● **Your assignment**: Lines where the string "What" appears are to be copied from the entries below.

(Entries from a dataset of interfaces)
+ + + +

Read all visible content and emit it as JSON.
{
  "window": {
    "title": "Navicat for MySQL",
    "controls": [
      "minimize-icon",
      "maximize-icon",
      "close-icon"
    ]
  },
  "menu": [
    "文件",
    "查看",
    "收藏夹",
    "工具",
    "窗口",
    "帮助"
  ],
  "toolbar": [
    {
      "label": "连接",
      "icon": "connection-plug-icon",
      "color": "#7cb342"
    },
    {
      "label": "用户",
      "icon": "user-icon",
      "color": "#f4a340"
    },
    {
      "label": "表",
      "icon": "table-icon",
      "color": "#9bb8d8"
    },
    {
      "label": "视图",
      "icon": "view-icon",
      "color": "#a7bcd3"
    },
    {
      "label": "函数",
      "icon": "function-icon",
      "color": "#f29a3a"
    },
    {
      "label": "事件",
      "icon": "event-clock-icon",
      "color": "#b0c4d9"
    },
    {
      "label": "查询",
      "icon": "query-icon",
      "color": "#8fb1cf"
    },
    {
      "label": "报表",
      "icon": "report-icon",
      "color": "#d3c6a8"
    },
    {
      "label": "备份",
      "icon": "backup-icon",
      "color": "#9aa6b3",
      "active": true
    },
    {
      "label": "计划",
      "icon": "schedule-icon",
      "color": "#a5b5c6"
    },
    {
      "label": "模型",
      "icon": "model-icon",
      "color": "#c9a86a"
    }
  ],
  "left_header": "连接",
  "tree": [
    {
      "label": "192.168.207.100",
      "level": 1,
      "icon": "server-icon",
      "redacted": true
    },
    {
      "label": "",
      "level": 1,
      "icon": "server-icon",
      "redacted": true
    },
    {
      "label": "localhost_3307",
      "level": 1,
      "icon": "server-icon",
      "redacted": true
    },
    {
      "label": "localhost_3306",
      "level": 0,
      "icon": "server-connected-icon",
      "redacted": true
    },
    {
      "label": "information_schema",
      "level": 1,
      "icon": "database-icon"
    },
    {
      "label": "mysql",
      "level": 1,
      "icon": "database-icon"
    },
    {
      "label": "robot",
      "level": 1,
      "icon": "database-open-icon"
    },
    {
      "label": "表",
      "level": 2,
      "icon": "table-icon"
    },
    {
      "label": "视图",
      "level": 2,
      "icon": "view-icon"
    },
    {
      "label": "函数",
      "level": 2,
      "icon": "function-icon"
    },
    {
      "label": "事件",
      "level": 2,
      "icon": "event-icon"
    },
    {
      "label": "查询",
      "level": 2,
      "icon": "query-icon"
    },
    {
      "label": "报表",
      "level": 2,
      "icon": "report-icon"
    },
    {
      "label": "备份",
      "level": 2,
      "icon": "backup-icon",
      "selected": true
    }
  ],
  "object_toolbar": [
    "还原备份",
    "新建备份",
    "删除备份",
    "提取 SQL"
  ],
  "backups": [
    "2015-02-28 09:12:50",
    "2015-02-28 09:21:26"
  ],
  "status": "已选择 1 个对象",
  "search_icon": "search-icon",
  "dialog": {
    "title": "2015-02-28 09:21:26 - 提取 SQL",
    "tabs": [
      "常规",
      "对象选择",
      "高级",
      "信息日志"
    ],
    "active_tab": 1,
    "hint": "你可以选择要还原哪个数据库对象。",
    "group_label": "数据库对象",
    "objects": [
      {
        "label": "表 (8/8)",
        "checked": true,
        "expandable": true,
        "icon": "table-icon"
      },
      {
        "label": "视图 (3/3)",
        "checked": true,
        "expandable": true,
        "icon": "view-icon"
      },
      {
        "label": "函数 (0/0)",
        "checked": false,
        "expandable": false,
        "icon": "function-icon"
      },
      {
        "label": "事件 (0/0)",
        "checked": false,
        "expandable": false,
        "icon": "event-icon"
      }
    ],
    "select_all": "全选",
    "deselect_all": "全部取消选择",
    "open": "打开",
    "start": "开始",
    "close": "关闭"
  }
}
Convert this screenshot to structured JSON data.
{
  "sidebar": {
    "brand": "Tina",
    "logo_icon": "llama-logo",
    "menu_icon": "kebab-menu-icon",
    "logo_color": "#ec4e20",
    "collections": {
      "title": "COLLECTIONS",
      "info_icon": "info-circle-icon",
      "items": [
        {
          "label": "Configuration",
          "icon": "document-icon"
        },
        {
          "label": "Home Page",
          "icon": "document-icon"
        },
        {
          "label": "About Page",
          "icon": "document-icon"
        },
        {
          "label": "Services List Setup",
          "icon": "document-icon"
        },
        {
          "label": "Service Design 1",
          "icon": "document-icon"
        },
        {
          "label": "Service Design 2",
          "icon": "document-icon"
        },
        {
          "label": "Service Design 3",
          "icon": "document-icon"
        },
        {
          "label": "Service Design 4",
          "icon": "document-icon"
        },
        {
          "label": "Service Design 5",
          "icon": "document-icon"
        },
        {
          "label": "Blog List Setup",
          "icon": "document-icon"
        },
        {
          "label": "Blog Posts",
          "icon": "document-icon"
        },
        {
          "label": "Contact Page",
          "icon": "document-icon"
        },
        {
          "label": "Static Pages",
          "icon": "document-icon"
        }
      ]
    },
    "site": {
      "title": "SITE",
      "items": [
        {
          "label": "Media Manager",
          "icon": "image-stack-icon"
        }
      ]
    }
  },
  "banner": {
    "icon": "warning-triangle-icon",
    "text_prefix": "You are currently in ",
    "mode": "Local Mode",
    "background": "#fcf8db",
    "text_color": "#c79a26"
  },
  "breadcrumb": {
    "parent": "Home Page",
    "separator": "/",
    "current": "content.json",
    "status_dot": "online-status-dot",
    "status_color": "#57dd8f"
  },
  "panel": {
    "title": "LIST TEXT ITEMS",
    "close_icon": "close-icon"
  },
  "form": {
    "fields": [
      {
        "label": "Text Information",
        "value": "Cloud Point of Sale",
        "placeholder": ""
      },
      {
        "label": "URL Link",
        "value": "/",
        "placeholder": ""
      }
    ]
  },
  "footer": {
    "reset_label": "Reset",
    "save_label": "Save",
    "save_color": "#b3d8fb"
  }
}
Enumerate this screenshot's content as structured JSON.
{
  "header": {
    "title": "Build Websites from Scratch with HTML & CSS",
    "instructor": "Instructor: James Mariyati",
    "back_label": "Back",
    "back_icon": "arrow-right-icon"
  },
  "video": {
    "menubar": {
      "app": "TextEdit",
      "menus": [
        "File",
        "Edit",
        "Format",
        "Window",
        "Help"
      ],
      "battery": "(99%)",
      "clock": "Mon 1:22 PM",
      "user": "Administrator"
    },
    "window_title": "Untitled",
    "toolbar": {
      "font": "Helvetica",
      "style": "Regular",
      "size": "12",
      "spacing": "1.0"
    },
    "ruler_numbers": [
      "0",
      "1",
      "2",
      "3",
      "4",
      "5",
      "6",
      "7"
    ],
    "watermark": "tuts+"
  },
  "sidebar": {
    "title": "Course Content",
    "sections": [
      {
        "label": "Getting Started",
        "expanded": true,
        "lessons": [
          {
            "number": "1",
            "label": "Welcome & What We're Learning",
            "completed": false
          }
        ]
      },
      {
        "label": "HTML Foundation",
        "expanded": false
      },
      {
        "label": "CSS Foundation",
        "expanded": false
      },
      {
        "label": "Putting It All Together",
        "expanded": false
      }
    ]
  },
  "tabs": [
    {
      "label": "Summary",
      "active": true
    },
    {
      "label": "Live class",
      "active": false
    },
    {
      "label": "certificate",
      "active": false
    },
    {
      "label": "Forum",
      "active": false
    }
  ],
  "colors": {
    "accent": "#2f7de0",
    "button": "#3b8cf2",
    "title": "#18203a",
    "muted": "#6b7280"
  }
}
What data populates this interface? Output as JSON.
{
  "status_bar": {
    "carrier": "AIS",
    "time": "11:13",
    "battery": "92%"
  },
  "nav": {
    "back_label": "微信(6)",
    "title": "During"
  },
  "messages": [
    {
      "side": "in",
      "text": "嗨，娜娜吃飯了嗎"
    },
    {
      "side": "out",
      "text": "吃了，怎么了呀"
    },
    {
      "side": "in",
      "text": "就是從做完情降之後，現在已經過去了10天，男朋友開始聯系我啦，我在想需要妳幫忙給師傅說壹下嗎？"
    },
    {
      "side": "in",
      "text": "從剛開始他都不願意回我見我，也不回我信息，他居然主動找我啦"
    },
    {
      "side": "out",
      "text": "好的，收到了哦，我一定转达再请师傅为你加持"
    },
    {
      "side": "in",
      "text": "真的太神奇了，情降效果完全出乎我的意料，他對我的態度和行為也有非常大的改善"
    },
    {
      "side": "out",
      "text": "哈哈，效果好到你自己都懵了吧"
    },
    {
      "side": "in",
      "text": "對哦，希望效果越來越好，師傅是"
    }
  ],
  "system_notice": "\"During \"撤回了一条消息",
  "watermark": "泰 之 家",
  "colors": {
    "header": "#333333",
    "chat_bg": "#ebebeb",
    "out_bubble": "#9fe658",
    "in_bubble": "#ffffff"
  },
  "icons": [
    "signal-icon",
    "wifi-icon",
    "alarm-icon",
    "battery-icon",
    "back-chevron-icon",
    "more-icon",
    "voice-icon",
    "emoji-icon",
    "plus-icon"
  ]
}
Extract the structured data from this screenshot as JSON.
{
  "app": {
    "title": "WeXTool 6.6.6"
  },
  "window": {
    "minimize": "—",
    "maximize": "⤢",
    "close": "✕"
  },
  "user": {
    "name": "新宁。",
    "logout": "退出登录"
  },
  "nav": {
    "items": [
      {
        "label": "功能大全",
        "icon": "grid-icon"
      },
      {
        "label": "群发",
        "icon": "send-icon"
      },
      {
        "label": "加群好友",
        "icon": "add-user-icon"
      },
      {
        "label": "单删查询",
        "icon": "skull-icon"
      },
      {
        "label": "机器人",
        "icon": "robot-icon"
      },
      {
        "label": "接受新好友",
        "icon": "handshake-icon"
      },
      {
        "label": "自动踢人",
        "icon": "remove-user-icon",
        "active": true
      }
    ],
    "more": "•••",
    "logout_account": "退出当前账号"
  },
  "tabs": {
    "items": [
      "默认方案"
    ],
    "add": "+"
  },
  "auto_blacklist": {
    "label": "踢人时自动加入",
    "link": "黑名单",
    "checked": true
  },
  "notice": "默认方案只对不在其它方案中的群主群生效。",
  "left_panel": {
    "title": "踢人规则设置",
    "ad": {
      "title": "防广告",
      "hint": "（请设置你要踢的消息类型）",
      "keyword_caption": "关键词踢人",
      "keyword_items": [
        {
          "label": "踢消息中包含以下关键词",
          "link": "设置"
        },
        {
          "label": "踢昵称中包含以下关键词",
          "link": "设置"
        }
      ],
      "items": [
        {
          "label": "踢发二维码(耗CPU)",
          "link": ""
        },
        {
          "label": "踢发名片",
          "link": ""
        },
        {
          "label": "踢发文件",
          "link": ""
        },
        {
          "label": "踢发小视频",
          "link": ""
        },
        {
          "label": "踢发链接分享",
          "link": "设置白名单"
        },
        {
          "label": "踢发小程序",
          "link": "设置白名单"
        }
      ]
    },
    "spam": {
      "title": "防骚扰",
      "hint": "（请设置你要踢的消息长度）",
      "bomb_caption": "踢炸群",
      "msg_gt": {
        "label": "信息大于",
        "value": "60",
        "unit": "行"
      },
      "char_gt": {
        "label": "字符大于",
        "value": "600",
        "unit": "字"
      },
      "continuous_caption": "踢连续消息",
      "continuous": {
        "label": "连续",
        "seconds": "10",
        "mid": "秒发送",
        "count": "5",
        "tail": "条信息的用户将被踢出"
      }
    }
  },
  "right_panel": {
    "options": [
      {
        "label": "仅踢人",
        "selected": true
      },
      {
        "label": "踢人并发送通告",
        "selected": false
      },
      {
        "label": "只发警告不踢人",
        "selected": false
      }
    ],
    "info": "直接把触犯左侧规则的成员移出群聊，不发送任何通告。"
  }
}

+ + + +

● **Reply to the exercise**:
            "label": "Welcome & What We're Learning",
What data populates this interface? Output as JSON.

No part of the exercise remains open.